[Stored records]

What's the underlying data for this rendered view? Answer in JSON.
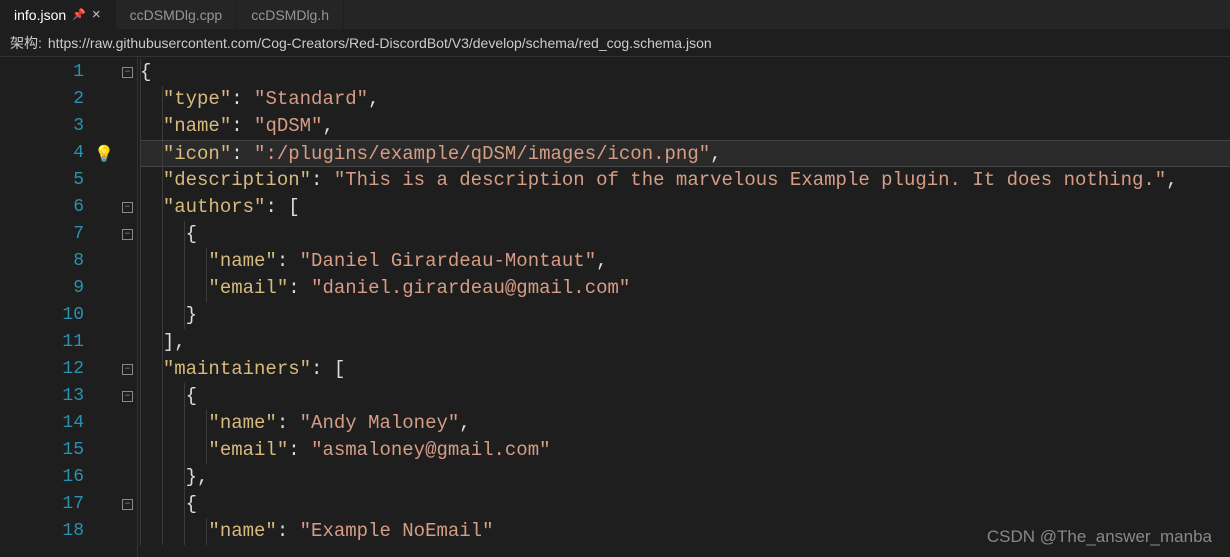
{
  "tabs": [
    {
      "label": "info.json",
      "active": true,
      "pinned": true
    },
    {
      "label": "ccDSMDlg.cpp",
      "active": false,
      "pinned": false
    },
    {
      "label": "ccDSMDlg.h",
      "active": false,
      "pinned": false
    }
  ],
  "schemaBar": {
    "label": "架构:",
    "url": "https://raw.githubusercontent.com/Cog-Creators/Red-DiscordBot/V3/develop/schema/red_cog.schema.json"
  },
  "lineNumbers": [
    "1",
    "2",
    "3",
    "4",
    "5",
    "6",
    "7",
    "8",
    "9",
    "10",
    "11",
    "12",
    "13",
    "14",
    "15",
    "16",
    "17",
    "18"
  ],
  "lightbulbLine": 4,
  "foldGutter": [
    "minus",
    "",
    "",
    "",
    "",
    "minus",
    "minus",
    "",
    "",
    "",
    "",
    "minus",
    "minus",
    "",
    "",
    "",
    "minus",
    ""
  ],
  "json": {
    "type": "Standard",
    "name": "qDSM",
    "icon": ":/plugins/example/qDSM/images/icon.png",
    "description": "This is a description of the marvelous Example plugin. It does nothing.",
    "authors": [
      {
        "name": "Daniel Girardeau-Montaut",
        "email": "daniel.girardeau@gmail.com"
      }
    ],
    "maintainers": [
      {
        "name": "Andy Maloney",
        "email": "asmaloney@gmail.com"
      },
      {
        "name": "Example NoEmail"
      }
    ]
  },
  "codeLines": [
    {
      "indent": 0,
      "tokens": [
        {
          "t": "brace",
          "v": "{"
        }
      ]
    },
    {
      "indent": 1,
      "tokens": [
        {
          "t": "key",
          "v": "\"type\""
        },
        {
          "t": "colon",
          "v": ": "
        },
        {
          "t": "str",
          "v": "\"Standard\""
        },
        {
          "t": "punc",
          "v": ","
        }
      ]
    },
    {
      "indent": 1,
      "tokens": [
        {
          "t": "key",
          "v": "\"name\""
        },
        {
          "t": "colon",
          "v": ": "
        },
        {
          "t": "str",
          "v": "\"qDSM\""
        },
        {
          "t": "punc",
          "v": ","
        }
      ]
    },
    {
      "indent": 1,
      "highlight": true,
      "tokens": [
        {
          "t": "key",
          "v": "\"icon\""
        },
        {
          "t": "colon",
          "v": ": "
        },
        {
          "t": "str",
          "v": "\":/plugins/example/qDSM/images/icon.png\""
        },
        {
          "t": "punc",
          "v": ","
        }
      ]
    },
    {
      "indent": 1,
      "tokens": [
        {
          "t": "key",
          "v": "\"description\""
        },
        {
          "t": "colon",
          "v": ": "
        },
        {
          "t": "str",
          "v": "\"This is a description of the marvelous Example plugin. It does nothing.\""
        },
        {
          "t": "punc",
          "v": ","
        }
      ]
    },
    {
      "indent": 1,
      "tokens": [
        {
          "t": "key",
          "v": "\"authors\""
        },
        {
          "t": "colon",
          "v": ": "
        },
        {
          "t": "brace",
          "v": "["
        }
      ]
    },
    {
      "indent": 2,
      "tokens": [
        {
          "t": "brace",
          "v": "{"
        }
      ]
    },
    {
      "indent": 3,
      "tokens": [
        {
          "t": "key",
          "v": "\"name\""
        },
        {
          "t": "colon",
          "v": ": "
        },
        {
          "t": "str",
          "v": "\"Daniel Girardeau-Montaut\""
        },
        {
          "t": "punc",
          "v": ","
        }
      ]
    },
    {
      "indent": 3,
      "tokens": [
        {
          "t": "key",
          "v": "\"email\""
        },
        {
          "t": "colon",
          "v": ": "
        },
        {
          "t": "str",
          "v": "\"daniel.girardeau@gmail.com\""
        }
      ]
    },
    {
      "indent": 2,
      "tokens": [
        {
          "t": "brace",
          "v": "}"
        }
      ]
    },
    {
      "indent": 1,
      "tokens": [
        {
          "t": "brace",
          "v": "]"
        },
        {
          "t": "punc",
          "v": ","
        }
      ]
    },
    {
      "indent": 1,
      "tokens": [
        {
          "t": "key",
          "v": "\"maintainers\""
        },
        {
          "t": "colon",
          "v": ": "
        },
        {
          "t": "brace",
          "v": "["
        }
      ]
    },
    {
      "indent": 2,
      "tokens": [
        {
          "t": "brace",
          "v": "{"
        }
      ]
    },
    {
      "indent": 3,
      "tokens": [
        {
          "t": "key",
          "v": "\"name\""
        },
        {
          "t": "colon",
          "v": ": "
        },
        {
          "t": "str",
          "v": "\"Andy Maloney\""
        },
        {
          "t": "punc",
          "v": ","
        }
      ]
    },
    {
      "indent": 3,
      "tokens": [
        {
          "t": "key",
          "v": "\"email\""
        },
        {
          "t": "colon",
          "v": ": "
        },
        {
          "t": "str",
          "v": "\"asmaloney@gmail.com\""
        }
      ]
    },
    {
      "indent": 2,
      "tokens": [
        {
          "t": "brace",
          "v": "}"
        },
        {
          "t": "punc",
          "v": ","
        }
      ]
    },
    {
      "indent": 2,
      "tokens": [
        {
          "t": "brace",
          "v": "{"
        }
      ]
    },
    {
      "indent": 3,
      "tokens": [
        {
          "t": "key",
          "v": "\"name\""
        },
        {
          "t": "colon",
          "v": ": "
        },
        {
          "t": "str",
          "v": "\"Example NoEmail\""
        }
      ]
    }
  ],
  "watermark": "CSDN @The_answer_manba"
}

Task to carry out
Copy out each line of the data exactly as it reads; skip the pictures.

Solution
What's the underlying data for this rendered view? Answer in JSON.
{
  "tabs": [
    {
      "label": "info.json",
      "active": true,
      "pinned": true
    },
    {
      "label": "ccDSMDlg.cpp",
      "active": false,
      "pinned": false
    },
    {
      "label": "ccDSMDlg.h",
      "active": false,
      "pinned": false
    }
  ],
  "schemaBar": {
    "label": "架构:",
    "url": "https://raw.githubusercontent.com/Cog-Creators/Red-DiscordBot/V3/develop/schema/red_cog.schema.json"
  },
  "lineNumbers": [
    "1",
    "2",
    "3",
    "4",
    "5",
    "6",
    "7",
    "8",
    "9",
    "10",
    "11",
    "12",
    "13",
    "14",
    "15",
    "16",
    "17",
    "18"
  ],
  "lightbulbLine": 4,
  "foldGutter": [
    "minus",
    "",
    "",
    "",
    "",
    "minus",
    "minus",
    "",
    "",
    "",
    "",
    "minus",
    "minus",
    "",
    "",
    "",
    "minus",
    ""
  ],
  "json": {
    "type": "Standard",
    "name": "qDSM",
    "icon": ":/plugins/example/qDSM/images/icon.png",
    "description": "This is a description of the marvelous Example plugin. It does nothing.",
    "authors": [
      {
        "name": "Daniel Girardeau-Montaut",
        "email": "daniel.girardeau@gmail.com"
      }
    ],
    "maintainers": [
      {
        "name": "Andy Maloney",
        "email": "asmaloney@gmail.com"
      },
      {
        "name": "Example NoEmail"
      }
    ]
  },
  "codeLines": [
    {
      "indent": 0,
      "tokens": [
        {
          "t": "brace",
          "v": "{"
        }
      ]
    },
    {
      "indent": 1,
      "tokens": [
        {
          "t": "key",
          "v": "\"type\""
        },
        {
          "t": "colon",
          "v": ": "
        },
        {
          "t": "str",
          "v": "\"Standard\""
        },
        {
          "t": "punc",
          "v": ","
        }
      ]
    },
    {
      "indent": 1,
      "tokens": [
        {
          "t": "key",
          "v": "\"name\""
        },
        {
          "t": "colon",
          "v": ": "
        },
        {
          "t": "str",
          "v": "\"qDSM\""
        },
        {
          "t": "punc",
          "v": ","
        }
      ]
    },
    {
      "indent": 1,
      "highlight": true,
      "tokens": [
        {
          "t": "key",
          "v": "\"icon\""
        },
        {
          "t": "colon",
          "v": ": "
        },
        {
          "t": "str",
          "v": "\":/plugins/example/qDSM/images/icon.png\""
        },
        {
          "t": "punc",
          "v": ","
        }
      ]
    },
    {
      "indent": 1,
      "tokens": [
        {
          "t": "key",
          "v": "\"description\""
        },
        {
          "t": "colon",
          "v": ": "
        },
        {
          "t": "str",
          "v": "\"This is a description of the marvelous Example plugin. It does nothing.\""
        },
        {
          "t": "punc",
          "v": ","
        }
      ]
    },
    {
      "indent": 1,
      "tokens": [
        {
          "t": "key",
          "v": "\"authors\""
        },
        {
          "t": "colon",
          "v": ": "
        },
        {
          "t": "brace",
          "v": "["
        }
      ]
    },
    {
      "indent": 2,
      "tokens": [
        {
          "t": "brace",
          "v": "{"
        }
      ]
    },
    {
      "indent": 3,
      "tokens": [
        {
          "t": "key",
          "v": "\"name\""
        },
        {
          "t": "colon",
          "v": ": "
        },
        {
          "t": "str",
          "v": "\"Daniel Girardeau-Montaut\""
        },
        {
          "t": "punc",
          "v": ","
        }
      ]
    },
    {
      "indent": 3,
      "tokens": [
        {
          "t": "key",
          "v": "\"email\""
        },
        {
          "t": "colon",
          "v": ": "
        },
        {
          "t": "str",
          "v": "\"daniel.girardeau@gmail.com\""
        }
      ]
    },
    {
      "indent": 2,
      "tokens": [
        {
          "t": "brace",
          "v": "}"
        }
      ]
    },
    {
      "indent": 1,
      "tokens": [
        {
          "t": "brace",
          "v": "]"
        },
        {
          "t": "punc",
          "v": ","
        }
      ]
    },
    {
      "indent": 1,
      "tokens": [
        {
          "t": "key",
          "v": "\"maintainers\""
        },
        {
          "t": "colon",
          "v": ": "
        },
        {
          "t": "brace",
          "v": "["
        }
      ]
    },
    {
      "indent": 2,
      "tokens": [
        {
          "t": "brace",
          "v": "{"
        }
      ]
    },
    {
      "indent": 3,
      "tokens": [
        {
          "t": "key",
          "v": "\"name\""
        },
        {
          "t": "colon",
          "v": ": "
        },
        {
          "t": "str",
          "v": "\"Andy Maloney\""
        },
        {
          "t": "punc",
          "v": ","
        }
      ]
    },
    {
      "indent": 3,
      "tokens": [
        {
          "t": "key",
          "v": "\"email\""
        },
        {
          "t": "colon",
          "v": ": "
        },
        {
          "t": "str",
          "v": "\"asmaloney@gmail.com\""
        }
      ]
    },
    {
      "indent": 2,
      "tokens": [
        {
          "t": "brace",
          "v": "}"
        },
        {
          "t": "punc",
          "v": ","
        }
      ]
    },
    {
      "indent": 2,
      "tokens": [
        {
          "t": "brace",
          "v": "{"
        }
      ]
    },
    {
      "indent": 3,
      "tokens": [
        {
          "t": "key",
          "v": "\"name\""
        },
        {
          "t": "colon",
          "v": ": "
        },
        {
          "t": "str",
          "v": "\"Example NoEmail\""
        }
      ]
    }
  ],
  "watermark": "CSDN @The_answer_manba"
}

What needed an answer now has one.